Going to the gym can be an exercise in frustration. After the initial burst of muscle building and perhaps some weight loss, many people get stuck. They show up and do the workout they think they should, but the results don't follow. After awhile, the enthusiasm fades and many people quit.
The problem is your workout. Traditional exercise programs only help with short-term gains. If you want results for the long-term, then follow these four simple rules.
1. Quit doing so many isolated exercises. Do you have a specific day for biceps, another for chest, another for you back and still another for your legs? Unless you're a competitive bodybuilder fine-tuning specific parts of your anatomy, the majority of your exercises should work multiple muscles. They're called compound joint exercises.
When you do compound joint exercises, you're engaging more muscle fibers, raising your heart rate and kicking your metabolism into high gear. As you experience that elevated heart rate, you know you're burning more calories.
Instead of breaking your workouts up into different body parts, try this. Spend one day working out all the muscles in you upper body. Your arms, chest, back and torso. The next day concentrate on all lower body exercises. Your butt, thighs, hamstrings and calves. Just make sure at least half the exercises you choose, incorporate multiple muscles and not just one.
You can also break the workouts into front and back. Spend one day focusing on all the muscles in the front of your body, the next on all the muscles in the back. Again, the focus of at least half the movements should be on compound joint exercises.
2. Quit relying so much on exercise machines. Machines are great when you first begin working out. They help you learn how your body responds and can protect against injury. Machines re-enforce proper form and help you break through workout plateaus.

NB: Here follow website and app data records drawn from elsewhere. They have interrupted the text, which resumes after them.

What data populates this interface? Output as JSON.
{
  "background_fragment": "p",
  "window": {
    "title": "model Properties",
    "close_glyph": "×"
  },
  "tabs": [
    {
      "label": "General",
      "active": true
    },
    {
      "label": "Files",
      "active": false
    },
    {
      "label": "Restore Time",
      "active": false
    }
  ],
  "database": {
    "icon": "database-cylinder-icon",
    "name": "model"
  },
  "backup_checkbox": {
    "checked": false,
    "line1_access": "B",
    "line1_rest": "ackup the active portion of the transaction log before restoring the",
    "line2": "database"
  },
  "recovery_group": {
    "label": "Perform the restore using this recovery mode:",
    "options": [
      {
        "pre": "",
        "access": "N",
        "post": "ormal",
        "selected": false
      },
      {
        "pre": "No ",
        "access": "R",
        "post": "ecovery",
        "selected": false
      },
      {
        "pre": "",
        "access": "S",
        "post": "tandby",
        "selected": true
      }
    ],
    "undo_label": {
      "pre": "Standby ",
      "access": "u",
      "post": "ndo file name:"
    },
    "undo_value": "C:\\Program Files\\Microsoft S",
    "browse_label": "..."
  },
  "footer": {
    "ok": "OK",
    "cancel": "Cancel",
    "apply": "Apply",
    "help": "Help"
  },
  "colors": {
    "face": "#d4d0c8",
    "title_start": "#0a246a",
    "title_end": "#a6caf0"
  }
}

Machines also have downsides. By restricting your range of motion, they don't activate as many muscle fibers. That means your body isn't working as hard, your heart rate doesn't go up as much and you're not burning as many calories. Over time, the way a machine concentrates on specific muscles can lead to imbalances and injury to the smaller supporting muscles.
When you lift free weights, you have a greater range of motion. You can change the angles to increase resistance on any area or particular group of muscles. It's also easier to do compound joint exercises with free weights, which speeds up your metabolism.
3. Quit doing traditional, steady state cardio. Steady state cardio is where you run at a constant speed for a set period of time. Traditional cardio takes a long time to complete and it's far less effective than it's replacement, interval training.
Intervals, (also known as high intensity interval training or HIIT) have you run or move for short bursts at a very fast pace, mixed in with very slow periods where you recover. A 1994 study at Laval University in Quebec, Canada found that "HIIT was nine times more effective for losing fat than steady-state cardio."
4. Quit doing the same workout, every time, for weeks or months. What happens is something called adaptation. When your body's constantly exposed to the same environmental conditions, in this case the same workouts, your muscles learn to adapt and growth stops. Muscles must be stressed to grow.
Follow these four suggestions and you'll experience several things. Your cardio workouts will be significantly shorter, but far more intense. Regular workouts will require more concentration to maintain proper form, but smaller stabilizer muscles will be kicking in and boosting your metabolism. At the end of each workout, you'll feel the effects more acutely, but you'll also see improved results.
The bottom line: Fewer isolated muscle workouts, more compound joint exercises, interval training instead of steady-state cardio and change up your program every six to twelve weeks. The results will be worth it.
Call for a FREE Consultation (305) 296-3434
CAUTION: Check with your doctor before
beginning any diet or exercise program.